-------- Given data

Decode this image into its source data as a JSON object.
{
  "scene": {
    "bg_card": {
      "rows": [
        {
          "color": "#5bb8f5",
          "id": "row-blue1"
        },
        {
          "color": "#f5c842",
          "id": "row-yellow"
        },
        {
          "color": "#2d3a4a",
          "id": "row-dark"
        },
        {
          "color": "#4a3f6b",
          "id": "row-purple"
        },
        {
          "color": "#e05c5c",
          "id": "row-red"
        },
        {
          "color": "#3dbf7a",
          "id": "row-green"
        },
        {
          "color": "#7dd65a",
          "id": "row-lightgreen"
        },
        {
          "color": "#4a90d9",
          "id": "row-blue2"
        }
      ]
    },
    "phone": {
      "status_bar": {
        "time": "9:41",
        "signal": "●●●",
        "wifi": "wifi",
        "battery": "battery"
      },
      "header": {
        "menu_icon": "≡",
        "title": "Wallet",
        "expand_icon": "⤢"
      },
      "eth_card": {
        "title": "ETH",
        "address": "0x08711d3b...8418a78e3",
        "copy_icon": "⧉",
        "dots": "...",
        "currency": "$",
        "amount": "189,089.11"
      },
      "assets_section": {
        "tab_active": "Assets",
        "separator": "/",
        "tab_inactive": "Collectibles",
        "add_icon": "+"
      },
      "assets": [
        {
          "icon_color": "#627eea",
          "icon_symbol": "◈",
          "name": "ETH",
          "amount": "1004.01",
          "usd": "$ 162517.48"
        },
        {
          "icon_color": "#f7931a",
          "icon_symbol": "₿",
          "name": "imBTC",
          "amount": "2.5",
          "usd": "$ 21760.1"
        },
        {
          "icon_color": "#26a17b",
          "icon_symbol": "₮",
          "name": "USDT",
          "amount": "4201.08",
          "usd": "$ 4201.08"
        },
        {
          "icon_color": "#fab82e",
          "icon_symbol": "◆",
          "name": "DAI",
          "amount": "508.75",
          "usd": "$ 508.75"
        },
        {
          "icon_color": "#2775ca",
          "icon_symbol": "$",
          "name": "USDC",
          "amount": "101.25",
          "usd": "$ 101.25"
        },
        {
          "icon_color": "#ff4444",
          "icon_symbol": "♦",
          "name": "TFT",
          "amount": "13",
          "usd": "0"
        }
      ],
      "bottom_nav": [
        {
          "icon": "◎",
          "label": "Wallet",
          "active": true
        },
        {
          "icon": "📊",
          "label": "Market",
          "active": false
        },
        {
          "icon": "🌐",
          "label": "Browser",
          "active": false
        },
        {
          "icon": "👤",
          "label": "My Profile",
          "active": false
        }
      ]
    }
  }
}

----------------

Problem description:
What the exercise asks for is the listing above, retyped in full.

Output below:
Decode this image into its source data as a JSON object.
{
  "scene": {
    "bg_card": {
      "rows": [
        {
          "color": "#5bb8f5",
          "id": "row-blue1"
        },
        {
          "color": "#f5c842",
          "id": "row-yellow"
        },
        {
          "color": "#2d3a4a",
          "id": "row-dark"
        },
        {
          "color": "#4a3f6b",
          "id": "row-purple"
        },
        {
          "color": "#e05c5c",
          "id": "row-red"
        },
        {
          "color": "#3dbf7a",
          "id": "row-green"
        },
        {
          "color": "#7dd65a",
          "id": "row-lightgreen"
        },
        {
          "color": "#4a90d9",
          "id": "row-blue2"
        }
      ]
    },
    "phone": {
      "status_bar": {
        "time": "9:41",
        "signal": "●●●",
        "wifi": "wifi",
        "battery": "battery"
      },
      "header": {
        "menu_icon": "≡",
        "title": "Wallet",
        "expand_icon": "⤢"
      },
      "eth_card": {
        "title": "ETH",
        "address": "0x08711d3b...8418a78e3",
        "copy_icon": "⧉",
        "dots": "...",
        "currency": "$",
        "amount": "189,089.11"
      },
      "assets_section": {
        "tab_active": "Assets",
        "separator": "/",
        "tab_inactive": "Collectibles",
        "add_icon": "+"
      },
      "assets": [
        {
          "icon_color": "#627eea",
          "icon_symbol": "◈",
          "name": "ETH",
          "amount": "1004.01",
          "usd": "$ 162517.48"
        },
        {
          "icon_color": "#f7931a",
          "icon_symbol": "₿",
          "name": "imBTC",
          "amount": "2.5",
          "usd": "$ 21760.1"
        },
        {
          "icon_color": "#26a17b",
          "icon_symbol": "₮",
          "name": "USDT",
          "amount": "4201.08",
          "usd": "$ 4201.08"
        },
        {
          "icon_color": "#fab82e",
          "icon_symbol": "◆",
          "name": "DAI",
          "amount": "508.75",
          "usd": "$ 508.75"
        },
        {
          "icon_color": "#2775ca",
          "icon_symbol": "$",
          "name": "USDC",
          "amount": "101.25",
          "usd": "$ 101.25"
        },
        {
          "icon_color": "#ff4444",
          "icon_symbol": "♦",
          "name": "TFT",
          "amount": "13",
          "usd": "0"
        }
      ],
      "bottom_nav": [
        {
          "icon": "◎",
          "label": "Wallet",
          "active": true
        },
        {
          "icon": "📊",
          "label": "Market",
          "active": false
        },
        {
          "icon": "🌐",
          "label": "Browser",
          "active": false
        },
        {
          "icon": "👤",
          "label": "My Profile",
          "active": false
        }
      ]
    }
  }
}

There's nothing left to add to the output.